A study found that immigrants living in the U.S. are more likely to start a business than U.S.-born citizens.
A panel of American professors and economists conducted the studySurvey of Business Owners Conducted by the US Census Bureau in 2012, as well as census data and tax records of all new businesses created between 2005 and 2010 – more than a million of them.
The team reviewed the 2017 Fortune 500 list and found citizenship and immigration data for 449 founders of these companies.
Between 2005 and 2010, 0.83% of working immigrants started a business, while only 0.46% of working U.S. citizens did so — meaning immigrants were 80% more likely to start a business. The data ofSurvey of Business Owners of the Census Bureau Further This represented a 80% difference between companies created before 2005.
And immigrants didn’t just start small businesses—they started more businesses of all sizes. Pierre Azoulay, co-author of the study, said: “They create all kinds of businesses, and they create a lot.”
It found that firms started by immigrants paid their employees 0.7% more than firms started by US-born citizens.
Immigrants now make up more than 14% of the US population. Although the researchers did not examine the reasons why immigrants started more businesses, they pointed out that one of them is the difficulty they face integrating into the mainstream American workforce.

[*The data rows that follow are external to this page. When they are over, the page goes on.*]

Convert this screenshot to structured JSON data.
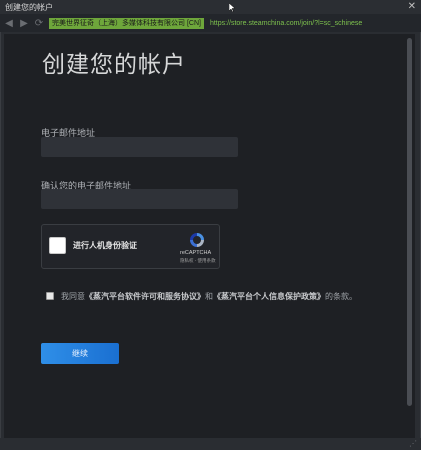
{
  "window": {
    "title": "创建您的帐户",
    "close_glyph": "✕",
    "resize_glyph": "⋰"
  },
  "navbar": {
    "back_glyph": "◀",
    "forward_glyph": "▶",
    "reload_glyph": "⟳",
    "certificate": "完美世界征奇（上海）多媒体科技有限公司 [CN]",
    "url": "https://store.steamchina.com/join/?l=sc_schinese"
  },
  "form": {
    "heading": "创建您的帐户",
    "email_label": "电子邮件地址",
    "email_value": "",
    "confirm_label": "确认您的电子邮件地址",
    "confirm_value": "",
    "captcha": {
      "label": "进行人机身份验证",
      "brand": "reCAPTCHA",
      "links": "隐私权 - 使用条款"
    },
    "agreement": {
      "prefix": "我同意",
      "agreement1": "《蒸汽平台软件许可和服务协议》",
      "and": "和",
      "agreement2": "《蒸汽平台个人信息保护政策》",
      "suffix": "的条款。"
    },
    "continue_label": "继续"
  },
  "colors": {
    "accent": "#1a6fd1",
    "cert_bg": "#6ea63b",
    "url_text": "#7ec24e",
    "background": "#1e2024"
  }
}
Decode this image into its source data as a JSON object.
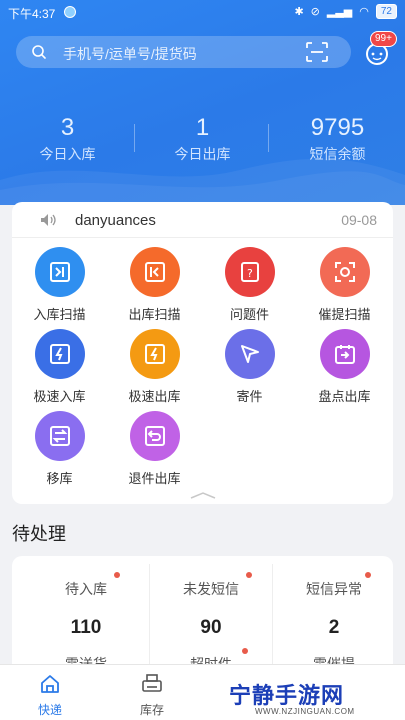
{
  "status_bar": {
    "time": "下午4:37",
    "battery": "72"
  },
  "search": {
    "placeholder": "手机号/运单号/提货码"
  },
  "messages": {
    "badge": "99+"
  },
  "stats": [
    {
      "value": "3",
      "label": "今日入库"
    },
    {
      "value": "1",
      "label": "今日出库"
    },
    {
      "value": "9795",
      "label": "短信余额"
    }
  ],
  "notice": {
    "user": "danyuances",
    "date": "09-08"
  },
  "functions": [
    {
      "label": "入库扫描",
      "icon": "scan-in-icon",
      "color": "#2f8ff0"
    },
    {
      "label": "出库扫描",
      "icon": "scan-out-icon",
      "color": "#f56a2b"
    },
    {
      "label": "问题件",
      "icon": "problem-icon",
      "color": "#e8413f"
    },
    {
      "label": "催提扫描",
      "icon": "remind-scan-icon",
      "color": "#f26a55"
    },
    {
      "label": "极速入库",
      "icon": "fast-in-icon",
      "color": "#3a6fe6"
    },
    {
      "label": "极速出库",
      "icon": "fast-out-icon",
      "color": "#f49a12"
    },
    {
      "label": "寄件",
      "icon": "send-icon",
      "color": "#6b6fe8"
    },
    {
      "label": "盘点出库",
      "icon": "inventory-out-icon",
      "color": "#b656e0"
    },
    {
      "label": "移库",
      "icon": "move-icon",
      "color": "#8a6ef0"
    },
    {
      "label": "退件出库",
      "icon": "return-out-icon",
      "color": "#c062e6"
    }
  ],
  "pending": {
    "title": "待处理",
    "items": [
      {
        "label": "待入库",
        "value": "110"
      },
      {
        "label": "未发短信",
        "value": "90"
      },
      {
        "label": "短信异常",
        "value": "2"
      },
      {
        "label": "需送货",
        "value": ""
      },
      {
        "label": "超时件",
        "value": ""
      },
      {
        "label": "需催提",
        "value": ""
      }
    ]
  },
  "tabs": [
    {
      "label": "快递",
      "active": true
    },
    {
      "label": "库存",
      "active": false
    }
  ],
  "watermark": {
    "text": "宁静手游网",
    "url": "WWW.NZJINGUAN.COM"
  },
  "colors": {
    "primary": "#2b7ae8",
    "badge": "#f04747",
    "dot": "#e85b4a"
  }
}
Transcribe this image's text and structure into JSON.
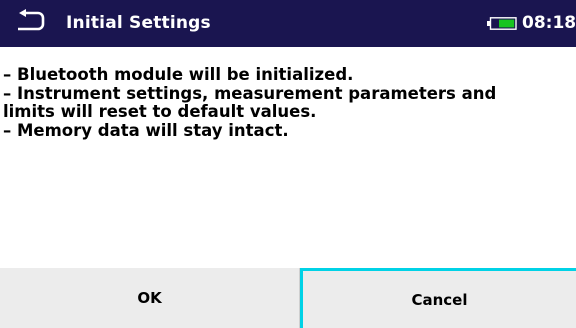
{
  "header": {
    "title": "Initial Settings",
    "time": "08:18",
    "back_icon": "return-arrow-icon",
    "battery_icon": "battery-icon",
    "colors": {
      "background": "#1a1550",
      "battery_fill": "#18c420"
    }
  },
  "message": {
    "lines": [
      "– Bluetooth module will be initialized.",
      "– Instrument settings, measurement parameters and",
      "limits will reset to default values.",
      "– Memory data will stay intact."
    ]
  },
  "buttons": {
    "ok_label": "OK",
    "cancel_label": "Cancel",
    "selected": "Cancel",
    "selected_color": "#00d2e6"
  }
}
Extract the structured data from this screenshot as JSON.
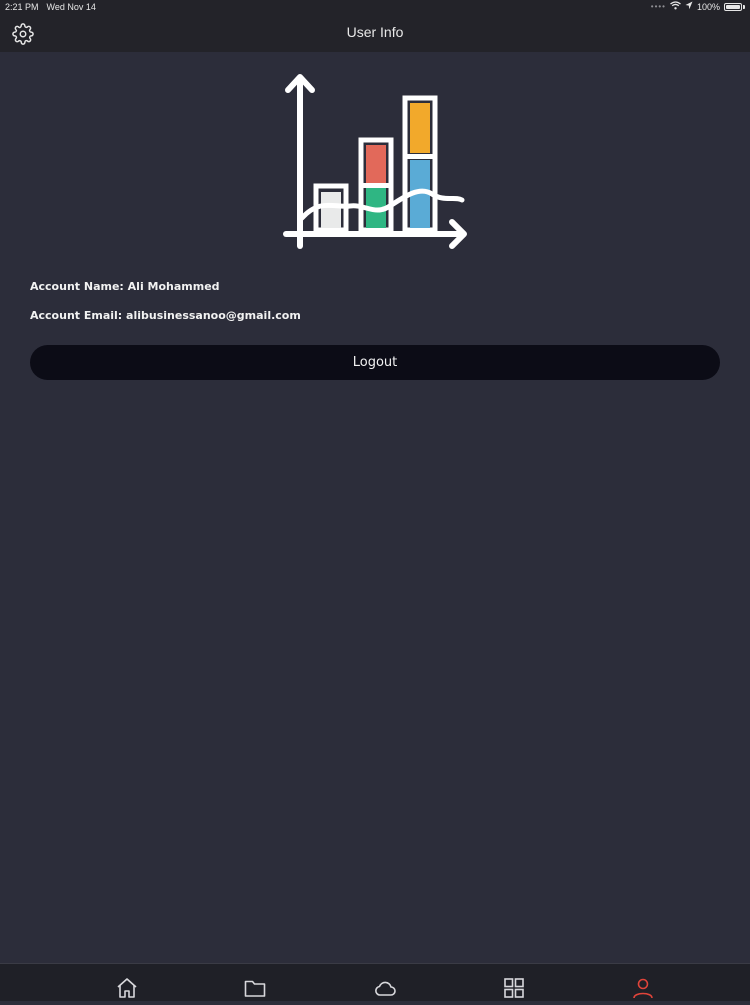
{
  "status_bar": {
    "time": "2:21 PM",
    "date": "Wed Nov 14",
    "battery": "100%",
    "icons": [
      "wifi-icon",
      "location-icon",
      "battery-icon"
    ]
  },
  "header": {
    "title": "User Info",
    "settings_icon": "gear-icon"
  },
  "hero": {
    "icon": "bar-chart-icon",
    "colors": {
      "red": "#e2695a",
      "green": "#2fb683",
      "orange": "#f2a92b",
      "blue": "#5aabd6",
      "light": "#e9eaea"
    }
  },
  "account": {
    "name_label": "Account Name:",
    "name_value": "Ali Mohammed",
    "email_label": "Account Email:",
    "email_value": "alibusinessanoo@gmail.com"
  },
  "actions": {
    "logout_label": "Logout"
  },
  "tab_bar": {
    "tabs": [
      {
        "icon": "home-icon",
        "active": false
      },
      {
        "icon": "folder-icon",
        "active": false
      },
      {
        "icon": "cloud-icon",
        "active": false
      },
      {
        "icon": "grid-icon",
        "active": false
      },
      {
        "icon": "user-icon",
        "active": true
      }
    ],
    "active_color": "#e0443a",
    "inactive_color": "#d8d8dc"
  },
  "theme": {
    "background": "#2c2d3a",
    "bar_background": "#232329",
    "button_background": "#0c0c16"
  }
}
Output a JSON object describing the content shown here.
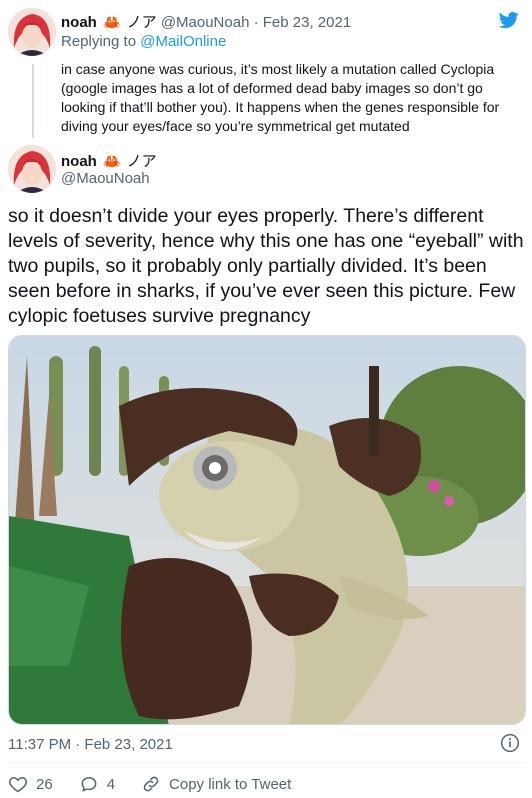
{
  "parent_tweet": {
    "display_name": "noah",
    "name_suffix": "ノア",
    "handle": "@MaouNoah",
    "separator": "·",
    "date": "Feb 23, 2021",
    "replying_to_label": "Replying to",
    "replying_to_mention": "@MailOnline",
    "text": "in case anyone was curious, it’s most likely a mutation called Cyclopia (google images has a lot of deformed dead baby images so don’t go looking if that’ll bother you). It happens when the genes responsible for diving your eyes/face so you’re symmetrical get mutated"
  },
  "main_tweet": {
    "display_name": "noah",
    "name_suffix": "ノア",
    "handle": "@MaouNoah",
    "text": "so it doesn’t divide your eyes properly. There’s different levels of severity, hence why this one has one “eyeball” with two pupils, so it probably only partially divided. It’s been seen before in sharks, if you’ve ever seen this picture. Few cylopic foetuses survive pregnancy",
    "timestamp": "11:37 PM · Feb 23, 2021"
  },
  "actions": {
    "like_count": "26",
    "reply_count": "4",
    "copy_link_label": "Copy link to Tweet"
  },
  "icons": {
    "brand": "twitter-bird-icon",
    "crab": "crab-icon",
    "info": "info-icon",
    "like": "heart-icon",
    "reply": "comment-icon",
    "link": "link-icon"
  },
  "colors": {
    "brand_blue": "#1d9bf0",
    "secondary_text": "#536471",
    "crab_red": "#d62b2b"
  }
}
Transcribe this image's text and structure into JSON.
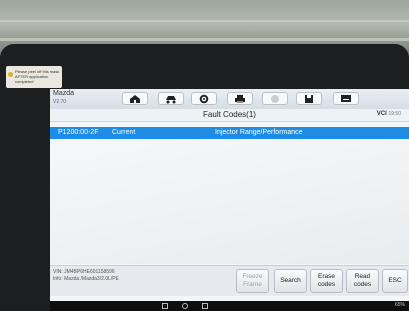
{
  "sticker": {
    "text": "Please peel off this mask AFTER application completed"
  },
  "header": {
    "brand": "Mazda",
    "version": "V2.70"
  },
  "toolbar": {
    "icons": [
      "home-icon",
      "car-icon",
      "gear-icon",
      "printer-icon",
      "record-icon",
      "save-icon",
      "keyboard-icon"
    ]
  },
  "title": {
    "text": "Fault Codes(1)",
    "vci_label": "VCI",
    "vci_small": "19:50"
  },
  "fault_rows": [
    {
      "code": "P1200:00-2F",
      "status": "Current",
      "description": "Injector Range/Performance"
    }
  ],
  "footer": {
    "vin_line1": "VIN: JM4BP6HE601158596",
    "vin_line2": "Info: Mazda /Mazda3/2.0L/PE"
  },
  "buttons": {
    "freeze_frame": "Freeze Frame",
    "search": "Search",
    "erase_codes": "Erase codes",
    "read_codes": "Read codes",
    "esc": "ESC"
  },
  "system_bar": {
    "right_text": "65%"
  },
  "colors": {
    "accent": "#1f8be3",
    "bezel": "#1d1e1f"
  }
}
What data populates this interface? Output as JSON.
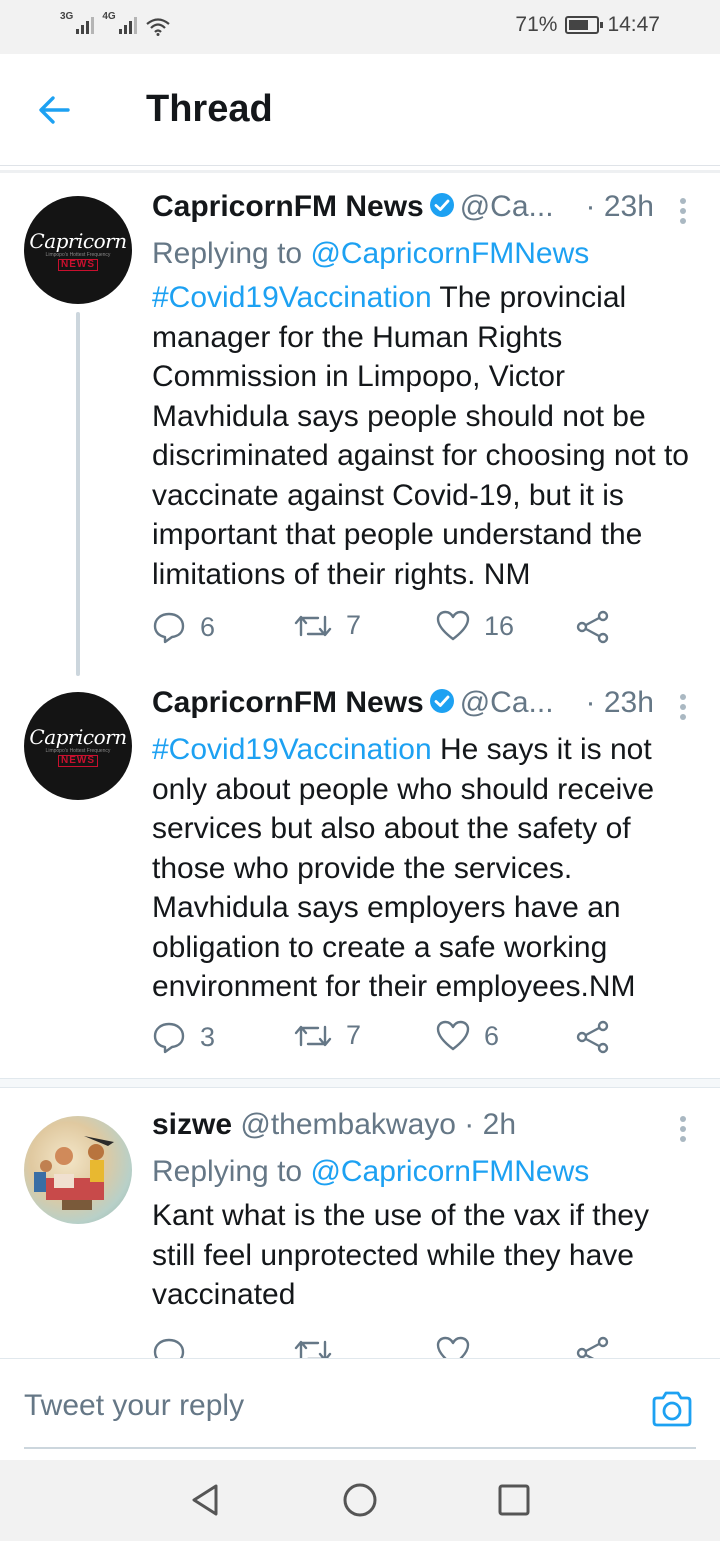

But there are many reasons that Mr. Azoulay believes. “For companies that end up big, it can be a different story for companies that start small and stay that way,” he said.